* **Your goal**
Leave out the images and output the records word for word.

* **Provided records**

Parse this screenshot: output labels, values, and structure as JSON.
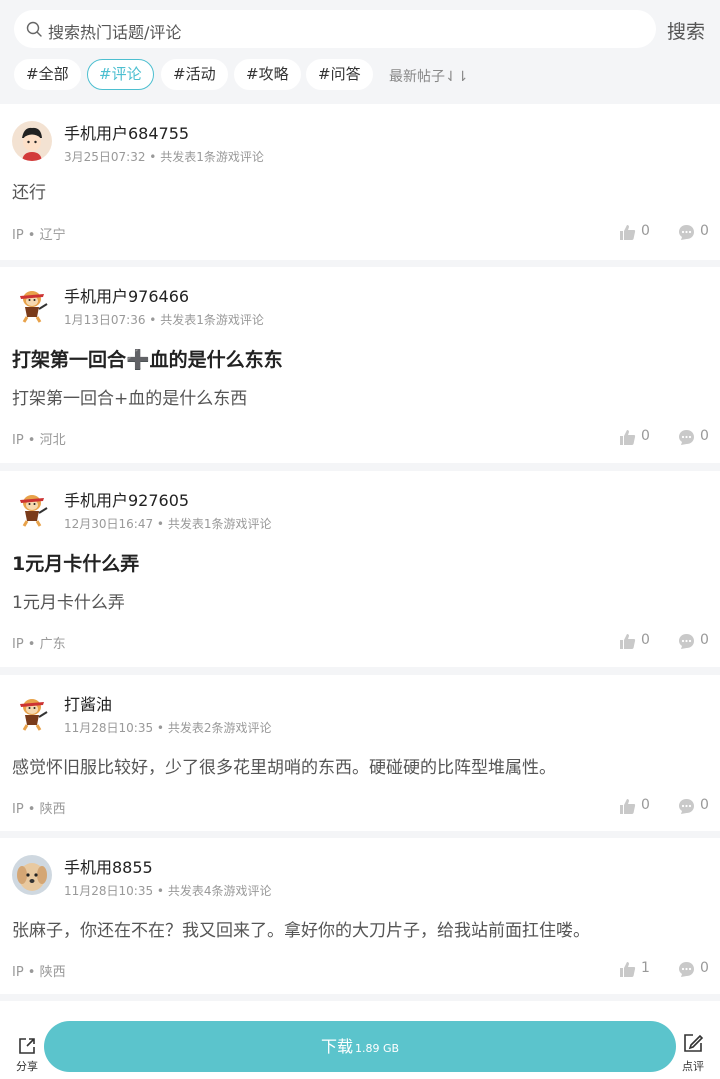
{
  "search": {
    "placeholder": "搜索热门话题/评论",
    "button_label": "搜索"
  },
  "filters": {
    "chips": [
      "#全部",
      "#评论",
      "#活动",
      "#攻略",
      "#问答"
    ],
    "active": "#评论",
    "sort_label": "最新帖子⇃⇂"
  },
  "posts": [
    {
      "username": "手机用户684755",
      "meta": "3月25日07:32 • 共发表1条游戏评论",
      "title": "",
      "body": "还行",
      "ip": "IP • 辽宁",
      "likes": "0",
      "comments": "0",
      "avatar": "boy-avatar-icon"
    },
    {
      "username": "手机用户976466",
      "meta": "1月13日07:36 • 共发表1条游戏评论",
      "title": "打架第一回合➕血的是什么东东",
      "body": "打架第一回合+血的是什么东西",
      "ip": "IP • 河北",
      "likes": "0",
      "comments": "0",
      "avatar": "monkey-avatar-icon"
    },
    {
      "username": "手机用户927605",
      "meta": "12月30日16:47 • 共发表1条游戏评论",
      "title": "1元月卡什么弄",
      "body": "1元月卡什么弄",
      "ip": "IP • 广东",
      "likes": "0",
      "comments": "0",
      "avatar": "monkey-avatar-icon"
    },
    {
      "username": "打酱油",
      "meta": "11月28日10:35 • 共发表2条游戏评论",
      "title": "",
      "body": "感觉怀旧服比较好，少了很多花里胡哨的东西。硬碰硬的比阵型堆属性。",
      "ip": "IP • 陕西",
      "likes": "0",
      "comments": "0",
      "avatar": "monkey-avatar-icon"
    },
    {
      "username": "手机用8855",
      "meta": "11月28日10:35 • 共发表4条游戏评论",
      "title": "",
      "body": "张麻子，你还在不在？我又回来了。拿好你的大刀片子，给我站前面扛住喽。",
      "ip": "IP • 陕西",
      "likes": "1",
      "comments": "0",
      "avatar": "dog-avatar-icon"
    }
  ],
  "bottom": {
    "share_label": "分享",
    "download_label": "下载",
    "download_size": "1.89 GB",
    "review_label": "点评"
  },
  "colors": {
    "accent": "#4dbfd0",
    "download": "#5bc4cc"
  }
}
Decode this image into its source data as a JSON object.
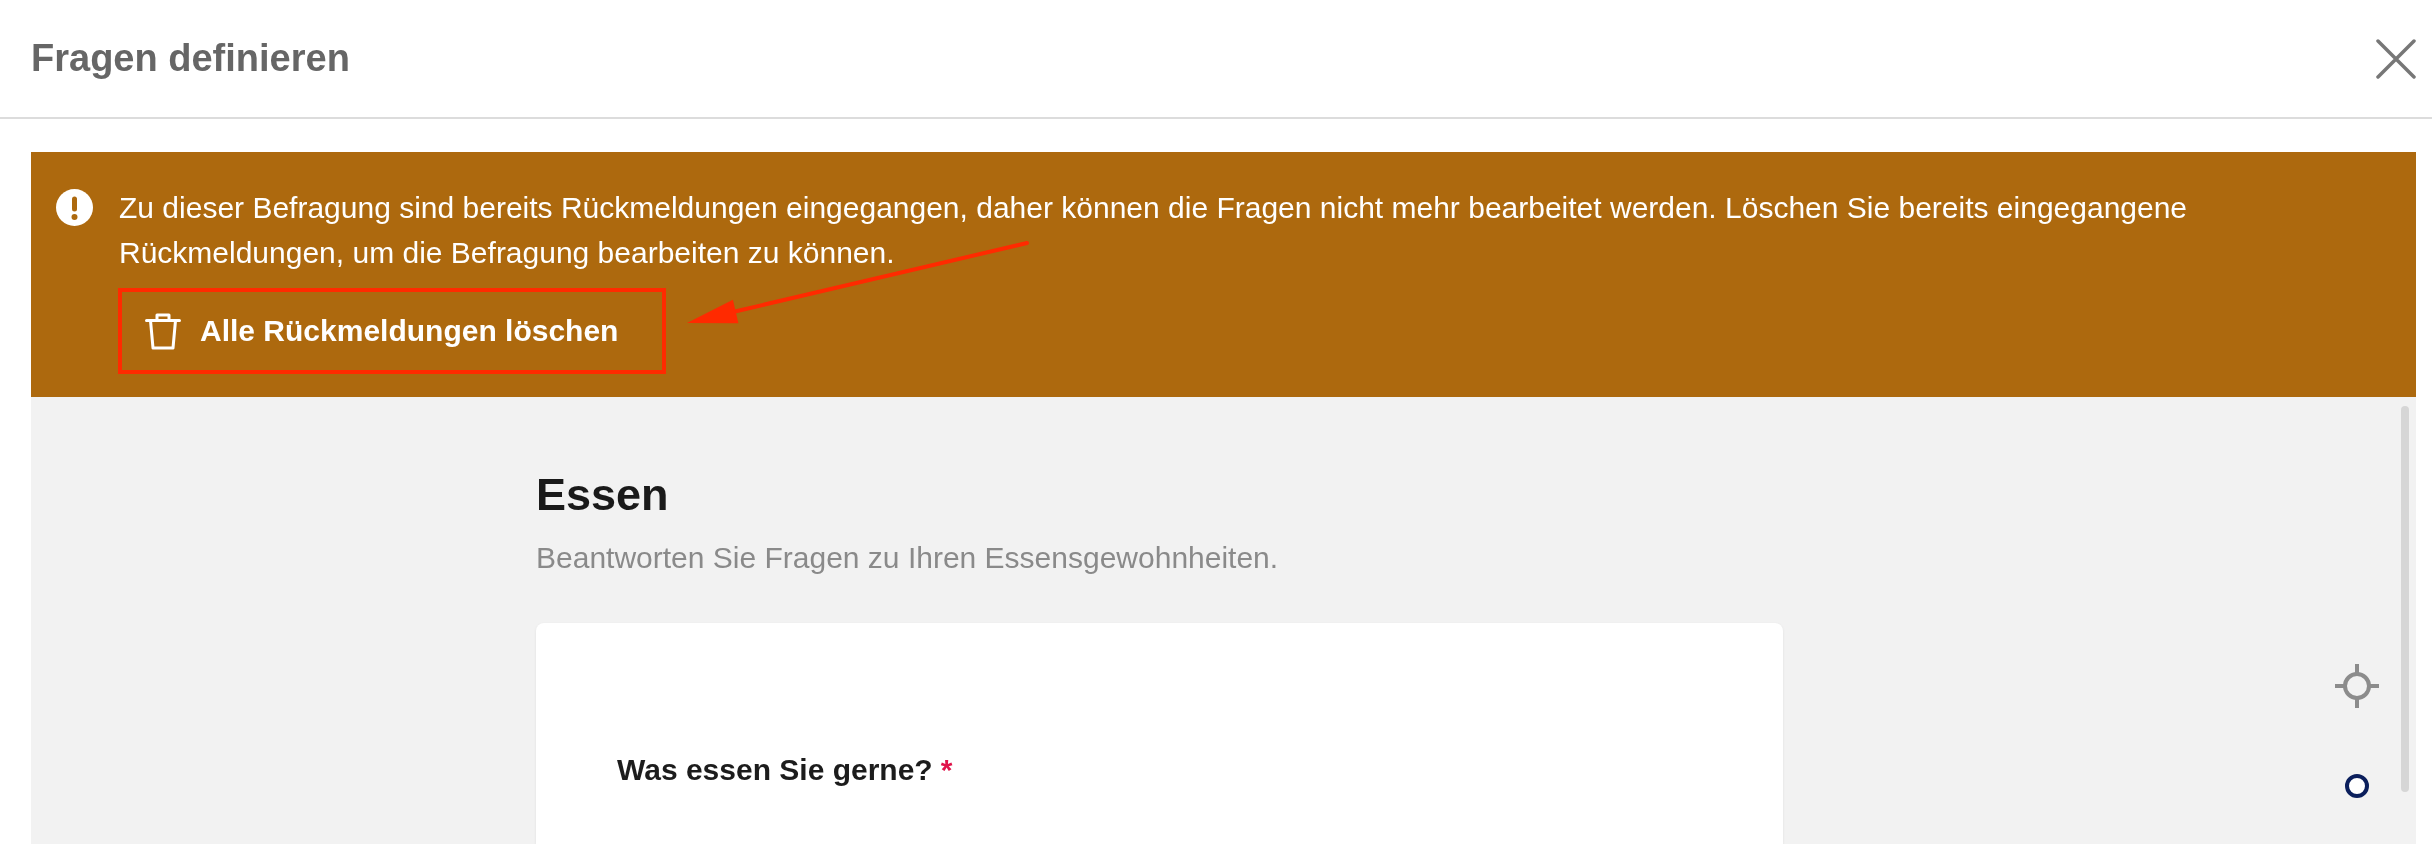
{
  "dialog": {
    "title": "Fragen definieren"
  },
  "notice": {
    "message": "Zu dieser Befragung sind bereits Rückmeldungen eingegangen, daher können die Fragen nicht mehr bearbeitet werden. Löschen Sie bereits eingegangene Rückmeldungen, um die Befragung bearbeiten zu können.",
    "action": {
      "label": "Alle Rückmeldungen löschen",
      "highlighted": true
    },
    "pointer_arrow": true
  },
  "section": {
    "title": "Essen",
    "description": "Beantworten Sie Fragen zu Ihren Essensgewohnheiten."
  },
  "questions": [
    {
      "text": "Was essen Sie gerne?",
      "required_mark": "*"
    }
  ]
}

* **Exercise response**
Parse this screenshot: output labels, values, and structure as JSON.
{
  "search": {
    "placeholder": "搜索热门话题/评论",
    "button_label": "搜索"
  },
  "filters": {
    "chips": [
      "#全部",
      "#评论",
      "#活动",
      "#攻略",
      "#问答"
    ],
    "active": "#评论",
    "sort_label": "最新帖子⇃⇂"
  },
  "posts": [
    {
      "username": "手机用户684755",
      "meta": "3月25日07:32 • 共发表1条游戏评论",
      "title": "",
      "body": "还行",
      "ip": "IP • 辽宁",
      "likes": "0",
      "comments": "0",
      "avatar": "boy-avatar-icon"
    },
    {
      "username": "手机用户976466",
      "meta": "1月13日07:36 • 共发表1条游戏评论",
      "title": "打架第一回合➕血的是什么东东",
      "body": "打架第一回合+血的是什么东西",
      "ip": "IP • 河北",
      "likes": "0",
      "comments": "0",
      "avatar": "monkey-avatar-icon"
    },
    {
      "username": "手机用户927605",
      "meta": "12月30日16:47 • 共发表1条游戏评论",
      "title": "1元月卡什么弄",
      "body": "1元月卡什么弄",
      "ip": "IP • 广东",
      "likes": "0",
      "comments": "0",
      "avatar": "monkey-avatar-icon"
    },
    {
      "username": "打酱油",
      "meta": "11月28日10:35 • 共发表2条游戏评论",
      "title": "",
      "body": "感觉怀旧服比较好，少了很多花里胡哨的东西。硬碰硬的比阵型堆属性。",
      "ip": "IP • 陕西",
      "likes": "0",
      "comments": "0",
      "avatar": "monkey-avatar-icon"
    },
    {
      "username": "手机用8855",
      "meta": "11月28日10:35 • 共发表4条游戏评论",
      "title": "",
      "body": "张麻子，你还在不在？我又回来了。拿好你的大刀片子，给我站前面扛住喽。",
      "ip": "IP • 陕西",
      "likes": "1",
      "comments": "0",
      "avatar": "dog-avatar-icon"
    }
  ],
  "bottom": {
    "share_label": "分享",
    "download_label": "下载",
    "download_size": "1.89 GB",
    "review_label": "点评"
  },
  "colors": {
    "accent": "#4dbfd0",
    "download": "#5bc4cc"
  }
}
Decode this image into its source data as a JSON object.
{
  "dialog": {
    "title": "Fragen definieren"
  },
  "notice": {
    "message": "Zu dieser Befragung sind bereits Rückmeldungen eingegangen, daher können die Fragen nicht mehr bearbeitet werden. Löschen Sie bereits eingegangene Rückmeldungen, um die Befragung bearbeiten zu können.",
    "action": {
      "label": "Alle Rückmeldungen löschen",
      "highlighted": true
    },
    "pointer_arrow": true
  },
  "section": {
    "title": "Essen",
    "description": "Beantworten Sie Fragen zu Ihren Essensgewohnheiten."
  },
  "questions": [
    {
      "text": "Was essen Sie gerne?",
      "required_mark": "*"
    }
  ]
}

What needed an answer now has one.